* **PROBLEM DETAILS**: Within the records that follow, find every line containing the string "Unicode". Copy those lines.

(Items from an interface collection)

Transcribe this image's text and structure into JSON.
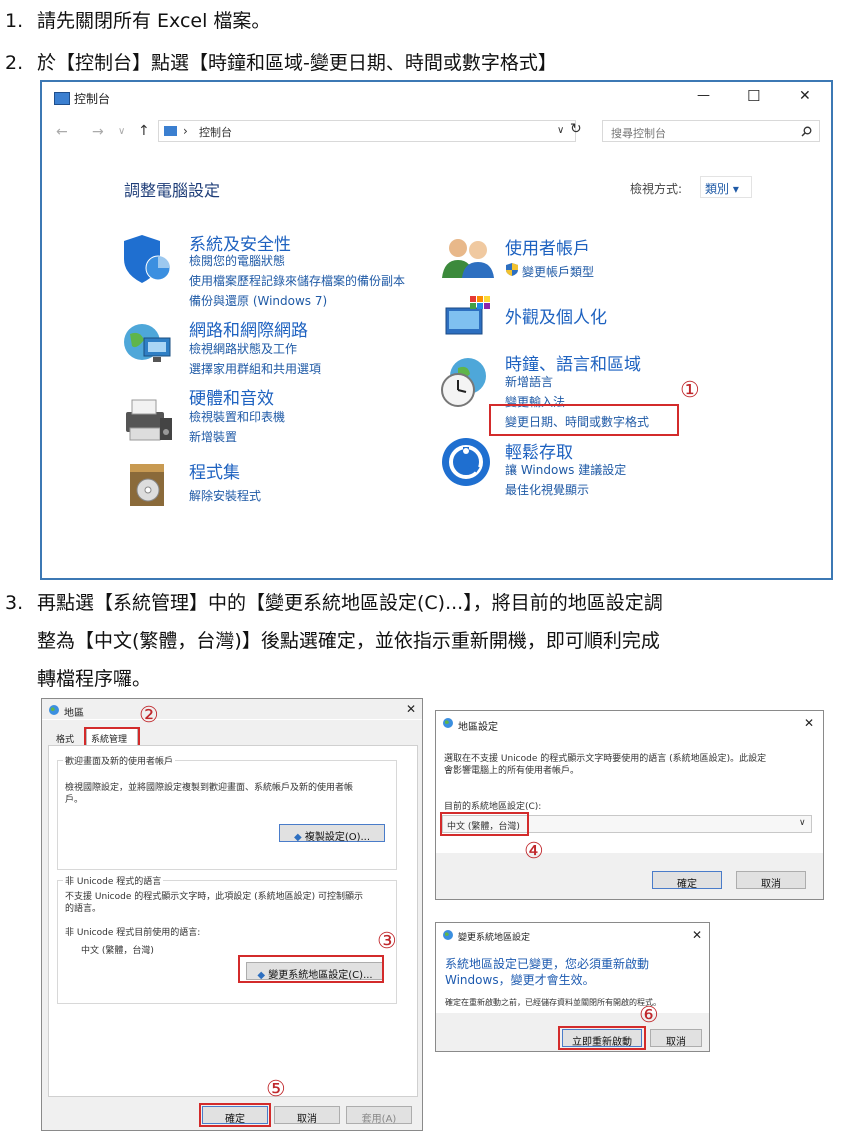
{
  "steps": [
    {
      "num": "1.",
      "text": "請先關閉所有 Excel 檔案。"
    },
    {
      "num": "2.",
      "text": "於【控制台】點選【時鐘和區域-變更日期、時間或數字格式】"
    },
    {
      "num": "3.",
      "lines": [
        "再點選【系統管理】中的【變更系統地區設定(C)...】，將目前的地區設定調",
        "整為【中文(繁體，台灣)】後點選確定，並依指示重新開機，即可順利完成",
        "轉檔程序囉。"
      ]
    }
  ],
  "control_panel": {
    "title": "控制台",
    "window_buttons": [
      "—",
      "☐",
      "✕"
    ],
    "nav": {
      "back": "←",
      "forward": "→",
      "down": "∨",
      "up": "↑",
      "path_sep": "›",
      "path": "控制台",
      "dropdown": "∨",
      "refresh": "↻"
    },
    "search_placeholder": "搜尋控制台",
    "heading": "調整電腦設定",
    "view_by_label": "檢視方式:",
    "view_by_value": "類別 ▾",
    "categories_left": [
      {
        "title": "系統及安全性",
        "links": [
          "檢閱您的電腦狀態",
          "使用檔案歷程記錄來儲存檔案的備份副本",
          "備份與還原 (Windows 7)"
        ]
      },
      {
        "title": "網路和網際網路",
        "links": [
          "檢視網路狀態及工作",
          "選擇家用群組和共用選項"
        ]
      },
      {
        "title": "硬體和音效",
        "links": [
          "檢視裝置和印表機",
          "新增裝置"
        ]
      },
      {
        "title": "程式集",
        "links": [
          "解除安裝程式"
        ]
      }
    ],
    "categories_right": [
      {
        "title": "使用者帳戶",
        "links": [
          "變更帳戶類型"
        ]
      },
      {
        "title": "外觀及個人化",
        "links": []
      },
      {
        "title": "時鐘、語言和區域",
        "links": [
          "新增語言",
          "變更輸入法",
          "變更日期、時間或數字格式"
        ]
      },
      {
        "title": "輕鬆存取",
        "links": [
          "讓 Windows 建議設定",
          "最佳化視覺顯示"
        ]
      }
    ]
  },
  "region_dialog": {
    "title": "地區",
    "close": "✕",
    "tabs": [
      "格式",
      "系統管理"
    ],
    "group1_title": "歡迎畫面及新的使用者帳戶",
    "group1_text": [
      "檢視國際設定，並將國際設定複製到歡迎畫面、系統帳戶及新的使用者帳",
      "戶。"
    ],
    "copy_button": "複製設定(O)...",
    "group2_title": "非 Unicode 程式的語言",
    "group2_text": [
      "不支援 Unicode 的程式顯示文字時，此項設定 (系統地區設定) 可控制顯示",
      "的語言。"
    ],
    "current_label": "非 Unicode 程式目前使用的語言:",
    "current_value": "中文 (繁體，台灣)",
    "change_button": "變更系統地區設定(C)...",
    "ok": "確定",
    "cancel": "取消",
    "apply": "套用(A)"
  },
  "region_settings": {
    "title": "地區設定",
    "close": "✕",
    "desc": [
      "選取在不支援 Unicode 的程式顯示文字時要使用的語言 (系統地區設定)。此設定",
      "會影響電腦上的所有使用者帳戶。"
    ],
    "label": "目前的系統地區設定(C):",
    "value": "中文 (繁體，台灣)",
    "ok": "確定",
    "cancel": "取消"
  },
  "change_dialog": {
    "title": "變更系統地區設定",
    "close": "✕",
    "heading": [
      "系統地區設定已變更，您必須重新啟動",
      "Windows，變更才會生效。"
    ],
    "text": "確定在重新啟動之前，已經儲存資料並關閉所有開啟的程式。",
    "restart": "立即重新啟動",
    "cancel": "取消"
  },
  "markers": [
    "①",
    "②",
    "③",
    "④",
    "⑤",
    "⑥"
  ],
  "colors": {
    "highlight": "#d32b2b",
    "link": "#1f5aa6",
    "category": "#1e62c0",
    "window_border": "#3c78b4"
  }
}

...

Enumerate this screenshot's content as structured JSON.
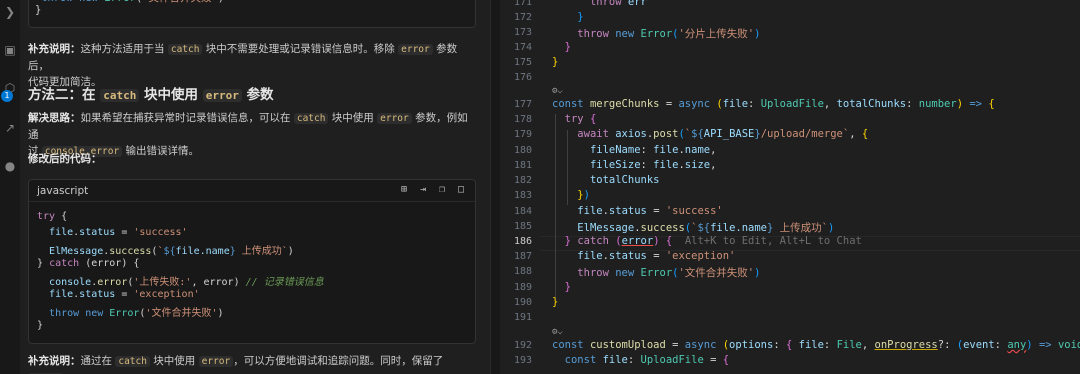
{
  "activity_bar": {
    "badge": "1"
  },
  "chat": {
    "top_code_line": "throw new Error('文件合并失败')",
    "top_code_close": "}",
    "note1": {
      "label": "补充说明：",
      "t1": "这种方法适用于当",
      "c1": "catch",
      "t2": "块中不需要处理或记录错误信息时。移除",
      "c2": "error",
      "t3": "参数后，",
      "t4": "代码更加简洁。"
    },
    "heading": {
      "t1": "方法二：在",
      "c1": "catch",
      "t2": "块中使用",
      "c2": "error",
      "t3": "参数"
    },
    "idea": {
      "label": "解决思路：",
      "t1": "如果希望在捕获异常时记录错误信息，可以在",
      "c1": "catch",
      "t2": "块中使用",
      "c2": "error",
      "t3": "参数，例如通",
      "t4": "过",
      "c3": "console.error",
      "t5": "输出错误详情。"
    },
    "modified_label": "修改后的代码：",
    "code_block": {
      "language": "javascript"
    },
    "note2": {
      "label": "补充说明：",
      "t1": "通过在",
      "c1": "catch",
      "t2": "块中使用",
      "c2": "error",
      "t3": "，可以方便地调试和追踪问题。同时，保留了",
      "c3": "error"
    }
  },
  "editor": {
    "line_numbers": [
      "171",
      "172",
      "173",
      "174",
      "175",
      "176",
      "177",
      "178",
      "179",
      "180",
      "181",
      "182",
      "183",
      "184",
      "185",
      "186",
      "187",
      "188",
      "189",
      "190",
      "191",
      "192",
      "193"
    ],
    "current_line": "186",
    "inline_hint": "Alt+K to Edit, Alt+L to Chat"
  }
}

* **ANSWER SECTION**:
    "group2_title": "非 Unicode 程式的語言",
      "不支援 Unicode 的程式顯示文字時，此項設定 (系統地區設定) 可控制顯示",
    "current_label": "非 Unicode 程式目前使用的語言:",
      "選取在不支援 Unicode 的程式顯示文字時要使用的語言 (系統地區設定)。此設定",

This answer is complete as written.